DATA PROVIDED section start

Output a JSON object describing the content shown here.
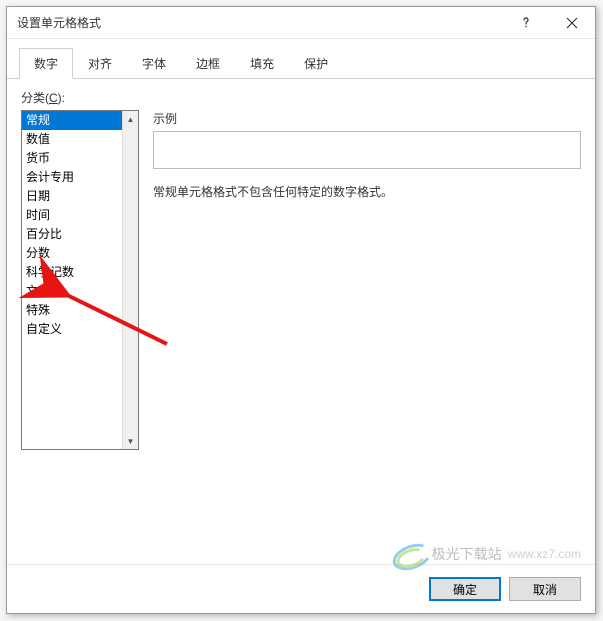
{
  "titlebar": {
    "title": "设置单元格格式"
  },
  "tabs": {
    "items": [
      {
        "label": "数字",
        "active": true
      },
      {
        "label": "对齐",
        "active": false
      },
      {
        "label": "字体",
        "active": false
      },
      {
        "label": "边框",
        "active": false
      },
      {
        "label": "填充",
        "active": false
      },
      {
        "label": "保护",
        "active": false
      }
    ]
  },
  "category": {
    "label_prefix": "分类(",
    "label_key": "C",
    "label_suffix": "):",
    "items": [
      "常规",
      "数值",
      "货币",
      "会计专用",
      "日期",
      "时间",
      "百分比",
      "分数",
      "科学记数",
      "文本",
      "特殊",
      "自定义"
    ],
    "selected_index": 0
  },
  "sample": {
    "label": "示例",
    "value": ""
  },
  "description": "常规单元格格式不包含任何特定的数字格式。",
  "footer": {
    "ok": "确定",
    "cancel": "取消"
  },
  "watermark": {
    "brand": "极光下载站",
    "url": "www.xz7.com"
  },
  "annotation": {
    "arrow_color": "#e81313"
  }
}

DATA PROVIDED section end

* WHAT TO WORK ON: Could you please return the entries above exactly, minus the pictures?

* SOLUTION TO THIS EXERCISE:
Output a JSON object describing the content shown here.
{
  "titlebar": {
    "title": "设置单元格格式"
  },
  "tabs": {
    "items": [
      {
        "label": "数字",
        "active": true
      },
      {
        "label": "对齐",
        "active": false
      },
      {
        "label": "字体",
        "active": false
      },
      {
        "label": "边框",
        "active": false
      },
      {
        "label": "填充",
        "active": false
      },
      {
        "label": "保护",
        "active": false
      }
    ]
  },
  "category": {
    "label_prefix": "分类(",
    "label_key": "C",
    "label_suffix": "):",
    "items": [
      "常规",
      "数值",
      "货币",
      "会计专用",
      "日期",
      "时间",
      "百分比",
      "分数",
      "科学记数",
      "文本",
      "特殊",
      "自定义"
    ],
    "selected_index": 0
  },
  "sample": {
    "label": "示例",
    "value": ""
  },
  "description": "常规单元格格式不包含任何特定的数字格式。",
  "footer": {
    "ok": "确定",
    "cancel": "取消"
  },
  "watermark": {
    "brand": "极光下载站",
    "url": "www.xz7.com"
  },
  "annotation": {
    "arrow_color": "#e81313"
  }
}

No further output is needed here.